no, these are two entirely different ingredients. Bakin powder is used to make batter rise, for instance in cakes as where baking soda is used to neutralize ingredients like s…alt and vinigar in certain recipes and also to enhance flavour.
Yes, in many recipes baking powder can be successfully substituted for baking soda. The product might not rise as well but should be satisfactory. It is NOT recommended to rev…erse the substitution, replacing baking powder for baking soda without also including addition acidic ingredients such as lemon juice or buttermilk.
baking powder is baking soda and an acid. Today most baking powder is double acting, which means it rises once when it gets wet and again when it gets hot. The answer to the q…uestion depends on what your substituting in. Sometimes baking soda is used to adjust the pH (acid or base level) of a dish. Baking powder won't really help there. If you use the same amount of baking powder instead of baking soda in a cake it will not rise properly. I made two batches of banana bread. One using baking soda, as called for in the recipe. The other only using baking powder (without adding any cream of Tartar). They both had the same rise to them. I was very surprised. However, I think it does depend on what type of result you are trying to achieve. If you have time to experiment, then you should. There's no better teacher than experience. That's what I did.
you can but they will be flat and bland
you dont, you cant they are 2 totally different substances and can not replace each other in any cooking recipe
Me and my science partner Anita had the same problem and it turns out you can but you'll need to use four times as much baking powder then baking soda.
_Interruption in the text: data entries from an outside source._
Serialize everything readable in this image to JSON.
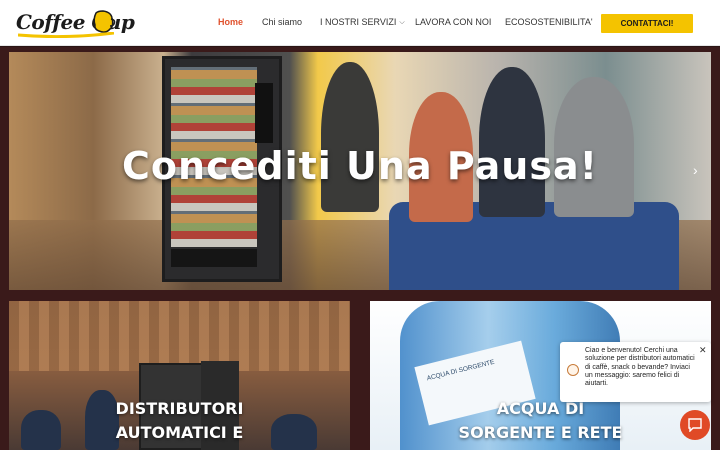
{
  "logo": {
    "text": "Coffee Cup"
  },
  "nav": {
    "home": "Home",
    "chi_siamo": "Chi siamo",
    "servizi": "I NOSTRI SERVIZI",
    "lavora": "LAVORA CON NOI",
    "eco": "ECOSOSTENIBILITA'",
    "contact": "CONTATTACI!"
  },
  "hero": {
    "title": "Concediti Una Pausa!"
  },
  "cards": {
    "left": {
      "line1": "DISTRIBUTORI",
      "line2": "AUTOMATICI E"
    },
    "right": {
      "line1": "ACQUA DI",
      "line2": "SORGENTE E RETE",
      "bottle_label": "ACQUA DI SORGENTE"
    }
  },
  "chat": {
    "message": "Ciao e benvenuto! Cerchi una soluzione per distributori automatici di caffè, snack o bevande? Inviaci un messaggio: saremo felici di aiutarti."
  },
  "colors": {
    "accent": "#e0522e",
    "cta": "#f4c300",
    "chat_button": "#e04a26"
  }
}
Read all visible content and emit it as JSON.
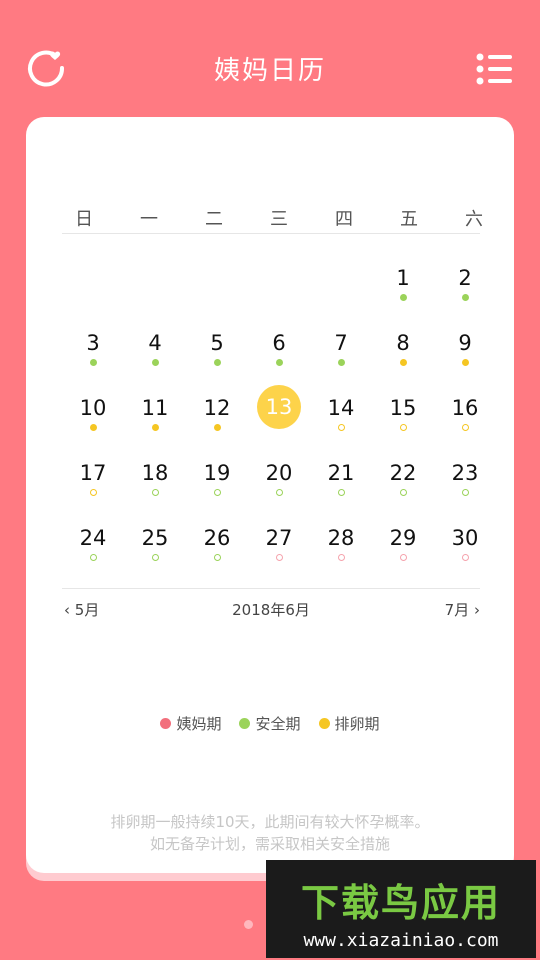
{
  "header": {
    "title": "姨妈日历"
  },
  "weekdays": [
    "日",
    "一",
    "二",
    "三",
    "四",
    "五",
    "六"
  ],
  "days": [
    {
      "n": "",
      "m": "none"
    },
    {
      "n": "",
      "m": "none"
    },
    {
      "n": "",
      "m": "none"
    },
    {
      "n": "",
      "m": "none"
    },
    {
      "n": "",
      "m": "none"
    },
    {
      "n": "1",
      "m": "green"
    },
    {
      "n": "2",
      "m": "green"
    },
    {
      "n": "3",
      "m": "green"
    },
    {
      "n": "4",
      "m": "green"
    },
    {
      "n": "5",
      "m": "green"
    },
    {
      "n": "6",
      "m": "green"
    },
    {
      "n": "7",
      "m": "green"
    },
    {
      "n": "8",
      "m": "yellow"
    },
    {
      "n": "9",
      "m": "yellow"
    },
    {
      "n": "10",
      "m": "yellow"
    },
    {
      "n": "11",
      "m": "yellow"
    },
    {
      "n": "12",
      "m": "yellow"
    },
    {
      "n": "13",
      "m": "today"
    },
    {
      "n": "14",
      "m": "ring-yellow"
    },
    {
      "n": "15",
      "m": "ring-yellow"
    },
    {
      "n": "16",
      "m": "ring-yellow"
    },
    {
      "n": "17",
      "m": "ring-yellow"
    },
    {
      "n": "18",
      "m": "ring-green"
    },
    {
      "n": "19",
      "m": "ring-green"
    },
    {
      "n": "20",
      "m": "ring-green"
    },
    {
      "n": "21",
      "m": "ring-green"
    },
    {
      "n": "22",
      "m": "ring-green"
    },
    {
      "n": "23",
      "m": "ring-green"
    },
    {
      "n": "24",
      "m": "ring-green"
    },
    {
      "n": "25",
      "m": "ring-green"
    },
    {
      "n": "26",
      "m": "ring-green"
    },
    {
      "n": "27",
      "m": "ring-pink"
    },
    {
      "n": "28",
      "m": "ring-pink"
    },
    {
      "n": "29",
      "m": "ring-pink"
    },
    {
      "n": "30",
      "m": "ring-pink"
    }
  ],
  "nav": {
    "prev": "5月",
    "current": "2018年6月",
    "next": "7月"
  },
  "legend": [
    {
      "label": "姨妈期",
      "color": "#F26F7C"
    },
    {
      "label": "安全期",
      "color": "#9BD35A"
    },
    {
      "label": "排卵期",
      "color": "#F5C623"
    }
  ],
  "note": {
    "line1": "排卵期一般持续10天，此期间有较大怀孕概率。",
    "line2": "如无备孕计划，需采取相关安全措施"
  },
  "watermark": {
    "brand": "下载鸟应用",
    "url": "www.xiazainiao.com"
  },
  "icons": {
    "refresh": "refresh-heart-icon",
    "menu": "list-menu-icon"
  }
}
Substituting baking soda for baking powder helps the food to rise more, but also affects the flavor if you use too much. Baking soda begins to release bubbles as soon as it …gets wet, so you lose rising power if you delay getting the batter into the oven. Baking powder (which may be called "double acting") has some ingredients that don't release bubbles until they are heated, so it is a little more forgiving. Baking soda helps reduce the acid in sour ingredients such as buttermilk, sour cream, yogurt, and molasses; that is why some baked goods have both. Usual amounts are 1/4 teaspoon baking soda per cup of flour or 1/2 teaspoon baking powder per cup of flour. Here is a lengthy article comparing the two: http://www.ellenskitchen.com/pantry/bsbp.html
i say you need to either use baking soda or baking powder.
answer is Yes you can substitute as an alternative
No, they are not the same ingredient and will not yield the same (or desired) results. Although they are quite similar they have one main difference: baking soda will yield a …bitter taste if its acidity is not countered by another ingredient in the recipe and baking powder is neutral when it comes to taste. Baking is all about precision so although you may be able to get away with substituting some ingredients at times it is best to use exactly what the recipe calls for.
It depends what you are making because if it if some sort of cake like cupcakes for example they will deflate if it is a pie of some sort then it may taste different.
Yes. If you have alum, cream of tartar or vinegar you can use soda instead of powder. For alum substitute 2 1/2 tsp soda and 1/2 tsp alum for 1 tbs powder. For cream of ta…rtar substitute 2 tsp soda and 1 tsp tartar for 1 tbs powder. mix the above together. For vinegar put 2 1/2 tsp soda in for the powder, add 1 tsp vinegar with the liquids in the recipe for 1 tbs powder. Note: baking powder is baking soda mixed with a dry acid that is activated when moistened and heated.
No. Baking soda is not typically a good substitute for baking powder. Baking powder, which contains sodium bicarbonate, can be substituted for baking soda in recipes, but more… will be needed.
Baking soda is simply bicarbonate of soda that reacts with an acid in batter or dough to produce gas and cause the product to rise. Baking powder is a mixture of baking soda a…nd an acid, along with cornstarch or other ingredients. Substituting baking powder for baking soda or vice versa can cause a product to "fall" or fail to rise.